In southern Africa, the annual burning season dotted the savannas surrounding Lake Tanganyika with hundreds of actively burning fires (marked in red) on June 11, 2005. This image from the Moderate Resolution Imaging Spectroradiometer (MODIS) on NASA’s Aqua satellite shows fires in Democratic Republic of Congo (west of the lake), Tanzania (east of the lake), and northern Zambia (south of the lake).
The widespread nature of the fires and the time of year suggest that people are intentionally setting most, if not all, of these fires for agricultural purposes like pasture renewal and crop stubble clearing. Though not necessarily immediately hazardous, such large-scale burning can have a strong impact on weather, climate, human health, and natural resources.
NASA image created by Jesse Allen, Earth Observatory, using data obtained from the MODIS Rapid Response team.
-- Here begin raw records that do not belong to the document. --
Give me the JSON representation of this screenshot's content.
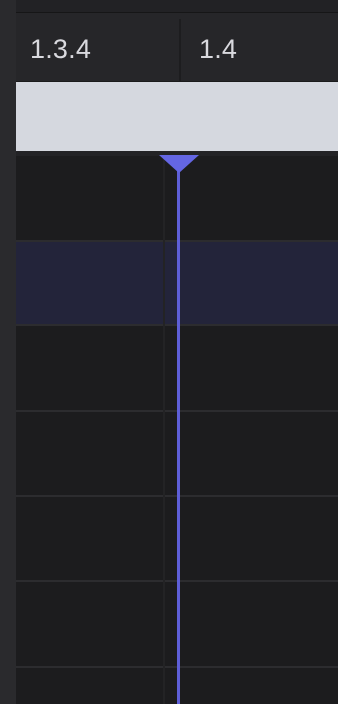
{
  "ruler": {
    "markers": [
      "1.3.4",
      "1.4"
    ]
  },
  "lanes": {
    "count": 6,
    "selected_index": 1
  },
  "colors": {
    "playhead": "#6466e3",
    "loop_range": "#d5d8df",
    "selected_lane": "#23243a"
  }
}
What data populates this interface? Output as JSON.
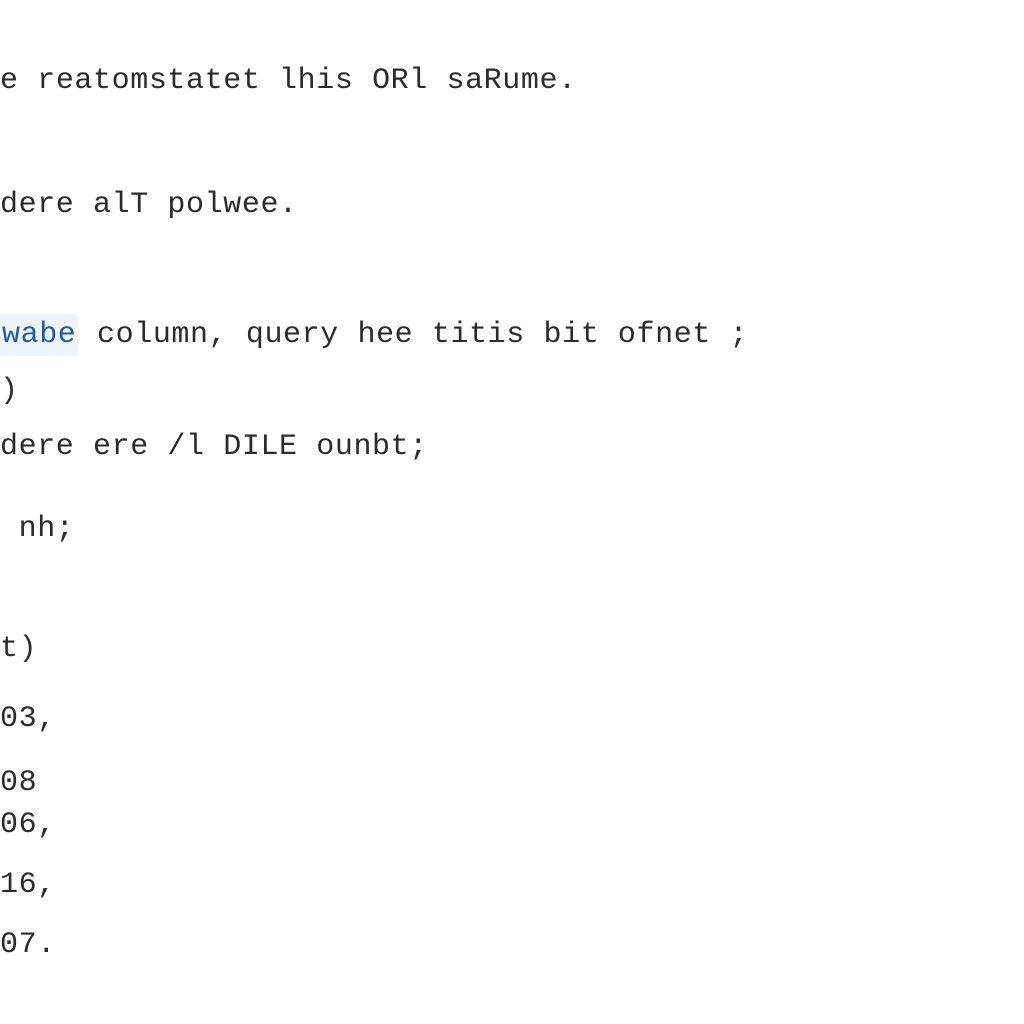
{
  "code": {
    "line1_a": "e",
    "line1_b": " reatomstatet lhis ORl saRume.",
    "line2": "dere alT polwee.",
    "line3_keyword": "wabe",
    "line3_rest": " column, query hee titis bit ofnet ;",
    "line3b": ")",
    "line4": "dere ere /l DILE ounbt;",
    "line5": " nh;",
    "line6": "t)",
    "line7": "03,",
    "line8": "08",
    "line9": "06,",
    "line10": "16,",
    "line11": "07."
  }
}
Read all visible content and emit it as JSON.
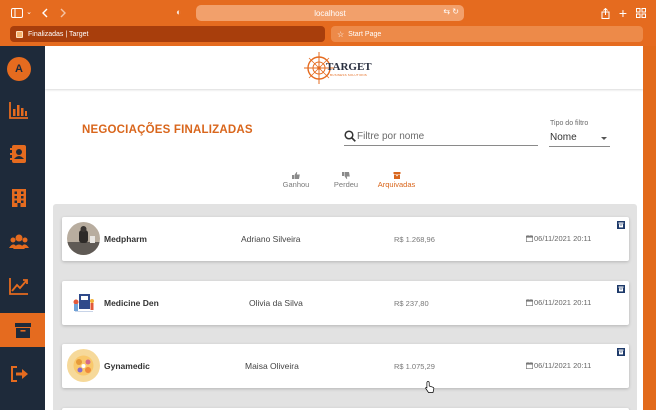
{
  "browser": {
    "url": "localhost",
    "tabs": [
      {
        "label": "Finalizadas | Target"
      },
      {
        "label": "Start Page"
      }
    ]
  },
  "sidebar": {
    "avatar_letter": "A",
    "items": [
      {
        "icon": "bar-chart-icon"
      },
      {
        "icon": "contacts-icon"
      },
      {
        "icon": "building-icon"
      },
      {
        "icon": "users-icon"
      },
      {
        "icon": "trend-line-icon"
      },
      {
        "icon": "archive-icon",
        "active": true
      },
      {
        "icon": "logout-icon"
      }
    ]
  },
  "header": {
    "logo_text": "TARGET",
    "logo_sub": "BUSINESS SOLUTIONS"
  },
  "main": {
    "title": "NEGOCIAÇÕES FINALIZADAS",
    "search_placeholder": "Filtre por nome",
    "filter_label": "Tipo do filtro",
    "filter_value": "Nome",
    "filter_tabs": [
      {
        "label": "Ganhou"
      },
      {
        "label": "Perdeu"
      },
      {
        "label": "Arquivadas",
        "active": true
      }
    ],
    "negotiations": [
      {
        "company": "Medpharm",
        "person": "Adriano Silveira",
        "value": "R$ 1.268,96",
        "date": "06/11/2021 20:11"
      },
      {
        "company": "Medicine Den",
        "person": "Olivia da Silva",
        "value": "R$ 237,80",
        "date": "06/11/2021 20:11"
      },
      {
        "company": "Gynamedic",
        "person": "Maisa Oliveira",
        "value": "R$ 1.075,29",
        "date": "06/11/2021 20:11"
      }
    ]
  },
  "colors": {
    "brand_orange": "#e56b1f",
    "sidebar_navy": "#1e2a3a",
    "title_orange": "#d9661c"
  }
}
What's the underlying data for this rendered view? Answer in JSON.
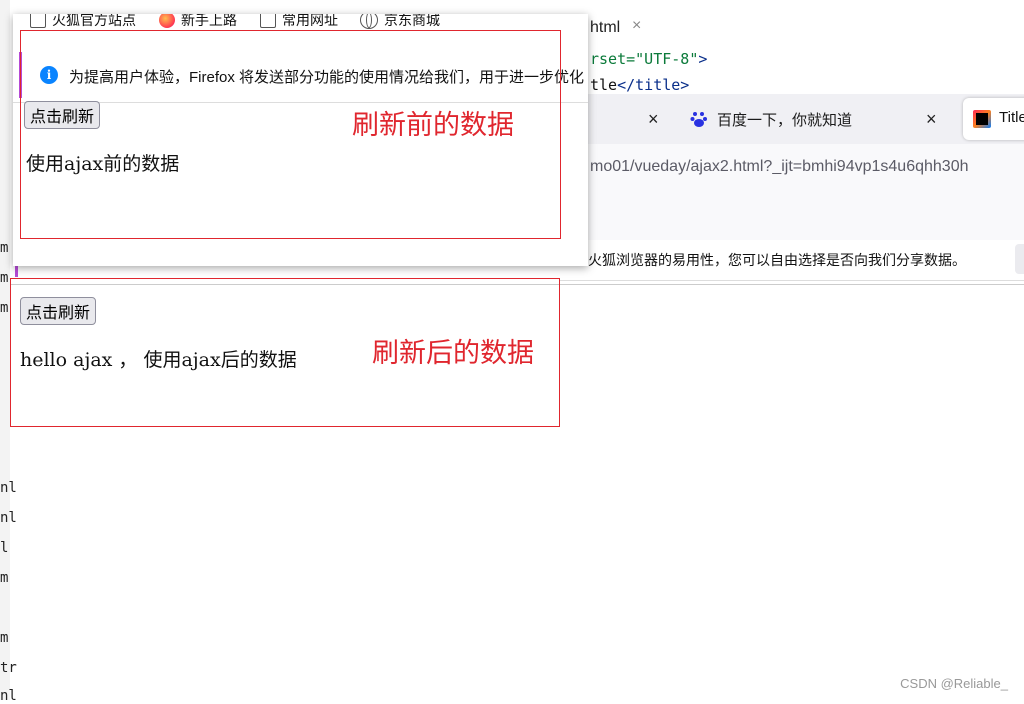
{
  "editor": {
    "tab_label": "html",
    "tab_close": "×",
    "code_lines": [
      {
        "pre": "rset=",
        "str": "\"UTF-8\"",
        "post": ">"
      },
      {
        "pre": "tle",
        "tag": "</title>",
        "post": ""
      }
    ],
    "gutter_chars": [
      "m",
      "m",
      "m",
      "nl",
      "nl",
      "l",
      "m",
      "m",
      "tr",
      "nl"
    ]
  },
  "browser": {
    "tabs": [
      {
        "label": "",
        "close": "×"
      },
      {
        "label": "百度一下，你就知道",
        "close": "×"
      },
      {
        "label": "Title"
      }
    ],
    "url": "mo01/vueday/ajax2.html?_ijt=bmhi94vp1s4u6qhh30h",
    "notice_text": "火狐浏览器的易用性，您可以自由选择是否向我们分享数据。"
  },
  "popup": {
    "bookmarks": [
      {
        "icon": "checkbox-icon",
        "label": "火狐官方站点"
      },
      {
        "icon": "firefox-icon",
        "label": "新手上路"
      },
      {
        "icon": "checkbox-icon",
        "label": "常用网址"
      },
      {
        "icon": "globe-icon",
        "label": "京东商城"
      }
    ],
    "notice_text": "为提高用户体验，Firefox 将发送部分功能的使用情况给我们，用于进一步优化",
    "info_glyph": "i"
  },
  "before": {
    "button_label": "点击刷新",
    "content_text": "使用ajax前的数据",
    "caption": "刷新前的数据"
  },
  "after": {
    "button_label": "点击刷新",
    "content_text": "hello ajax ， 使用ajax后的数据",
    "caption": "刷新后的数据"
  },
  "watermark": "CSDN @Reliable_",
  "colors": {
    "annotation": "#e0262e",
    "accent": "#b54bd6",
    "info": "#0a84ff"
  }
}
Southern Africa's annual agricultural burning season got underway in May 2005 and was still going strongly in July. Fires speckled the landscape across Democratic Republic of Congo, Angola, Zambia, Mozambique, and Tanzania.